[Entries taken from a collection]
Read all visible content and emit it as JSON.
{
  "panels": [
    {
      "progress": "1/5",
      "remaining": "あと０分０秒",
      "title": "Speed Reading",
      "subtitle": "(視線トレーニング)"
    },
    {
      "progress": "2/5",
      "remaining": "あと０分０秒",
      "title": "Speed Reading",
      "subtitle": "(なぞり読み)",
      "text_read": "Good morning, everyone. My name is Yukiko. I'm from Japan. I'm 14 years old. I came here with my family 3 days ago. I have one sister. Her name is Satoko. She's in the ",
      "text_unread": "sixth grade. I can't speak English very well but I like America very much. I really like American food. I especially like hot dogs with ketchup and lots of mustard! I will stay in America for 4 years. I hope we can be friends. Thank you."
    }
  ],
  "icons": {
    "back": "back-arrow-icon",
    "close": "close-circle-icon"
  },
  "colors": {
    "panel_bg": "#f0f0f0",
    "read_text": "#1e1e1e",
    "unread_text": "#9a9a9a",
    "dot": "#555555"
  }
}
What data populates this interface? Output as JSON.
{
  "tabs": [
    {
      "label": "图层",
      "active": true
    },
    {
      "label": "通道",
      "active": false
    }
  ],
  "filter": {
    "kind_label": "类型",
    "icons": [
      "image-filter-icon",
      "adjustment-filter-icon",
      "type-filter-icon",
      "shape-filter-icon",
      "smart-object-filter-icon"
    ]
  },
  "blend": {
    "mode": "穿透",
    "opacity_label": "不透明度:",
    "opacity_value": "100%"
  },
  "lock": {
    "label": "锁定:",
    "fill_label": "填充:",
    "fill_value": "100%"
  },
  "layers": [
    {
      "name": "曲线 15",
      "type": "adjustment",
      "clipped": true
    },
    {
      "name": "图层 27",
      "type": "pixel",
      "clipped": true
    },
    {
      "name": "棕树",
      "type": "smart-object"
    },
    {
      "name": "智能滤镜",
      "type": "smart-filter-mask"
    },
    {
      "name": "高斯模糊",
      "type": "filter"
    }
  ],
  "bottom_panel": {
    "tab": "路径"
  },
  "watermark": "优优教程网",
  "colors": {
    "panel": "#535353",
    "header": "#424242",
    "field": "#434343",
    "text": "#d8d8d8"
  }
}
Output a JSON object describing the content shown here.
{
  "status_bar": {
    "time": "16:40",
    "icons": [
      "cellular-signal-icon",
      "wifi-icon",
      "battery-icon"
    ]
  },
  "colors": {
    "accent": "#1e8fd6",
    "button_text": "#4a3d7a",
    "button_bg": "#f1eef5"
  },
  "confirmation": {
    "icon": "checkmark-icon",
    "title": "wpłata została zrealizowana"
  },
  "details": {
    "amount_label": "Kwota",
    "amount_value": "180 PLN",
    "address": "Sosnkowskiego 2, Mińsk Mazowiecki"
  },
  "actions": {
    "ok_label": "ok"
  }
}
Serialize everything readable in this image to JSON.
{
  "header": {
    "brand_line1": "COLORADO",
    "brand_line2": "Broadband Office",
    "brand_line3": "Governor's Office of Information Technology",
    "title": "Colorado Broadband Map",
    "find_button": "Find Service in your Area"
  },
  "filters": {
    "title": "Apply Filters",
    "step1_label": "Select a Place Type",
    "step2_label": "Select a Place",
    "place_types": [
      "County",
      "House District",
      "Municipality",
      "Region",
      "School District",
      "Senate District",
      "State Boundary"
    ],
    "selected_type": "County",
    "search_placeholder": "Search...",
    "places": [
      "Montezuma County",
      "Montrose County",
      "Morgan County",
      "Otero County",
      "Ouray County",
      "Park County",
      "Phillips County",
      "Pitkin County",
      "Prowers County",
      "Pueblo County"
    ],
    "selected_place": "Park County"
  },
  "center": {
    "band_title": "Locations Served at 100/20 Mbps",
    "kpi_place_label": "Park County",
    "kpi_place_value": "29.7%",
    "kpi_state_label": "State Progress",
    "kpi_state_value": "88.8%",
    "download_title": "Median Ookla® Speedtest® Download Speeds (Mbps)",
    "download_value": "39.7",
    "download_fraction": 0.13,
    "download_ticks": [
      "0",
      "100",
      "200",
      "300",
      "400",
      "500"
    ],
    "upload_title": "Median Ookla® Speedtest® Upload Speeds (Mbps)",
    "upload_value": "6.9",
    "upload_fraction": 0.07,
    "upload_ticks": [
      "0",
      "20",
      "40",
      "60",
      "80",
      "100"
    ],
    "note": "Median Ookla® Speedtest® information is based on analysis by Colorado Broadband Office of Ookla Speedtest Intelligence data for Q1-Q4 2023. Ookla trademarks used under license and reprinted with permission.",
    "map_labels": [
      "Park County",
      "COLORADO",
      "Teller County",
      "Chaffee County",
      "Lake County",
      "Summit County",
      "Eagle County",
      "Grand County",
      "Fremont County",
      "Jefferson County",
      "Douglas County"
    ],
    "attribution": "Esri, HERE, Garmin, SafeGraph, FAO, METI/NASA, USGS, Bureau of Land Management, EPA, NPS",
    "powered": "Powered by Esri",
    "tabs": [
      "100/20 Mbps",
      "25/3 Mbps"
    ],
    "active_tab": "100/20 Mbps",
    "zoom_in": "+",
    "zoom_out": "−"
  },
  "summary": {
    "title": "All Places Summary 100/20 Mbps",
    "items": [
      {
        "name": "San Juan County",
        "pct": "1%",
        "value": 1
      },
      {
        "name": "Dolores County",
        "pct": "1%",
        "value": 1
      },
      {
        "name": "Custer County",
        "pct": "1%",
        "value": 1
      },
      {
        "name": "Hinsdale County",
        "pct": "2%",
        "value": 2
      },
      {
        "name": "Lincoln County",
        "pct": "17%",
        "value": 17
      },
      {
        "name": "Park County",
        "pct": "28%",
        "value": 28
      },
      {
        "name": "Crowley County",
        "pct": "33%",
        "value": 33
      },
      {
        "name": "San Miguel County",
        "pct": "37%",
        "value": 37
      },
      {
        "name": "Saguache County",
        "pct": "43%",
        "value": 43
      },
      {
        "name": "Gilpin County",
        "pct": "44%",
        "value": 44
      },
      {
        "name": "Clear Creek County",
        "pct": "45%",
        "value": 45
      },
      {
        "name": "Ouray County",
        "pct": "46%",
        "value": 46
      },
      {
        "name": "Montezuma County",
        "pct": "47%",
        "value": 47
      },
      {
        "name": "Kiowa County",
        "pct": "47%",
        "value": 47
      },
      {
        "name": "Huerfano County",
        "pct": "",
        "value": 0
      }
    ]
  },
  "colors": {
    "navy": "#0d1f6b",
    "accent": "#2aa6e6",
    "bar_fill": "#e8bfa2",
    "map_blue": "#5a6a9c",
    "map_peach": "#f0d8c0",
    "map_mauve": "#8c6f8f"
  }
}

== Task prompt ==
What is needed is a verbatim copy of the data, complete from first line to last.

== Response below ==
Read all visible content and emit it as JSON.
{
  "panels": [
    {
      "progress": "1/5",
      "remaining": "あと０分０秒",
      "title": "Speed Reading",
      "subtitle": "(視線トレーニング)"
    },
    {
      "progress": "2/5",
      "remaining": "あと０分０秒",
      "title": "Speed Reading",
      "subtitle": "(なぞり読み)",
      "text_read": "Good morning, everyone. My name is Yukiko. I'm from Japan. I'm 14 years old. I came here with my family 3 days ago. I have one sister. Her name is Satoko. She's in the ",
      "text_unread": "sixth grade. I can't speak English very well but I like America very much. I really like American food. I especially like hot dogs with ketchup and lots of mustard! I will stay in America for 4 years. I hope we can be friends. Thank you."
    }
  ],
  "icons": {
    "back": "back-arrow-icon",
    "close": "close-circle-icon"
  },
  "colors": {
    "panel_bg": "#f0f0f0",
    "read_text": "#1e1e1e",
    "unread_text": "#9a9a9a",
    "dot": "#555555"
  }
}
What data populates this interface? Output as JSON.
{
  "tabs": [
    {
      "label": "图层",
      "active": true
    },
    {
      "label": "通道",
      "active": false
    }
  ],
  "filter": {
    "kind_label": "类型",
    "icons": [
      "image-filter-icon",
      "adjustment-filter-icon",
      "type-filter-icon",
      "shape-filter-icon",
      "smart-object-filter-icon"
    ]
  },
  "blend": {
    "mode": "穿透",
    "opacity_label": "不透明度:",
    "opacity_value": "100%"
  },
  "lock": {
    "label": "锁定:",
    "fill_label": "填充:",
    "fill_value": "100%"
  },
  "layers": [
    {
      "name": "曲线 15",
      "type": "adjustment",
      "clipped": true
    },
    {
      "name": "图层 27",
      "type": "pixel",
      "clipped": true
    },
    {
      "name": "棕树",
      "type": "smart-object"
    },
    {
      "name": "智能滤镜",
      "type": "smart-filter-mask"
    },
    {
      "name": "高斯模糊",
      "type": "filter"
    }
  ],
  "bottom_panel": {
    "tab": "路径"
  },
  "watermark": "优优教程网",
  "colors": {
    "panel": "#535353",
    "header": "#424242",
    "field": "#434343",
    "text": "#d8d8d8"
  }
}
Output a JSON object describing the content shown here.
{
  "status_bar": {
    "time": "16:40",
    "icons": [
      "cellular-signal-icon",
      "wifi-icon",
      "battery-icon"
    ]
  },
  "colors": {
    "accent": "#1e8fd6",
    "button_text": "#4a3d7a",
    "button_bg": "#f1eef5"
  },
  "confirmation": {
    "icon": "checkmark-icon",
    "title": "wpłata została zrealizowana"
  },
  "details": {
    "amount_label": "Kwota",
    "amount_value": "180 PLN",
    "address": "Sosnkowskiego 2, Mińsk Mazowiecki"
  },
  "actions": {
    "ok_label": "ok"
  }
}
Serialize everything readable in this image to JSON.
{
  "header": {
    "brand_line1": "COLORADO",
    "brand_line2": "Broadband Office",
    "brand_line3": "Governor's Office of Information Technology",
    "title": "Colorado Broadband Map",
    "find_button": "Find Service in your Area"
  },
  "filters": {
    "title": "Apply Filters",
    "step1_label": "Select a Place Type",
    "step2_label": "Select a Place",
    "place_types": [
      "County",
      "House District",
      "Municipality",
      "Region",
      "School District",
      "Senate District",
      "State Boundary"
    ],
    "selected_type": "County",
    "search_placeholder": "Search...",
    "places": [
      "Montezuma County",
      "Montrose County",
      "Morgan County",
      "Otero County",
      "Ouray County",
      "Park County",
      "Phillips County",
      "Pitkin County",
      "Prowers County",
      "Pueblo County"
    ],
    "selected_place": "Park County"
  },
  "center": {
    "band_title": "Locations Served at 100/20 Mbps",
    "kpi_place_label": "Park County",
    "kpi_place_value": "29.7%",
    "kpi_state_label": "State Progress",
    "kpi_state_value": "88.8%",
    "download_title": "Median Ookla® Speedtest® Download Speeds (Mbps)",
    "download_value": "39.7",
    "download_fraction": 0.13,
    "download_ticks": [
      "0",
      "100",
      "200",
      "300",
      "400",
      "500"
    ],
    "upload_title": "Median Ookla® Speedtest® Upload Speeds (Mbps)",
    "upload_value": "6.9",
    "upload_fraction": 0.07,
    "upload_ticks": [
      "0",
      "20",
      "40",
      "60",
      "80",
      "100"
    ],
    "note": "Median Ookla® Speedtest® information is based on analysis by Colorado Broadband Office of Ookla Speedtest Intelligence data for Q1-Q4 2023. Ookla trademarks used under license and reprinted with permission.",
    "map_labels": [
      "Park County",
      "COLORADO",
      "Teller County",
      "Chaffee County",
      "Lake County",
      "Summit County",
      "Eagle County",
      "Grand County",
      "Fremont County",
      "Jefferson County",
      "Douglas County"
    ],
    "attribution": "Esri, HERE, Garmin, SafeGraph, FAO, METI/NASA, USGS, Bureau of Land Management, EPA, NPS",
    "powered": "Powered by Esri",
    "tabs": [
      "100/20 Mbps",
      "25/3 Mbps"
    ],
    "active_tab": "100/20 Mbps",
    "zoom_in": "+",
    "zoom_out": "−"
  },
  "summary": {
    "title": "All Places Summary 100/20 Mbps",
    "items": [
      {
        "name": "San Juan County",
        "pct": "1%",
        "value": 1
      },
      {
        "name": "Dolores County",
        "pct": "1%",
        "value": 1
      },
      {
        "name": "Custer County",
        "pct": "1%",
        "value": 1
      },
      {
        "name": "Hinsdale County",
        "pct": "2%",
        "value": 2
      },
      {
        "name": "Lincoln County",
        "pct": "17%",
        "value": 17
      },
      {
        "name": "Park County",
        "pct": "28%",
        "value": 28
      },
      {
        "name": "Crowley County",
        "pct": "33%",
        "value": 33
      },
      {
        "name": "San Miguel County",
        "pct": "37%",
        "value": 37
      },
      {
        "name": "Saguache County",
        "pct": "43%",
        "value": 43
      },
      {
        "name": "Gilpin County",
        "pct": "44%",
        "value": 44
      },
      {
        "name": "Clear Creek County",
        "pct": "45%",
        "value": 45
      },
      {
        "name": "Ouray County",
        "pct": "46%",
        "value": 46
      },
      {
        "name": "Montezuma County",
        "pct": "47%",
        "value": 47
      },
      {
        "name": "Kiowa County",
        "pct": "47%",
        "value": 47
      },
      {
        "name": "Huerfano County",
        "pct": "",
        "value": 0
      }
    ]
  },
  "colors": {
    "navy": "#0d1f6b",
    "accent": "#2aa6e6",
    "bar_fill": "#e8bfa2",
    "map_blue": "#5a6a9c",
    "map_peach": "#f0d8c0",
    "map_mauve": "#8c6f8f"
  }
}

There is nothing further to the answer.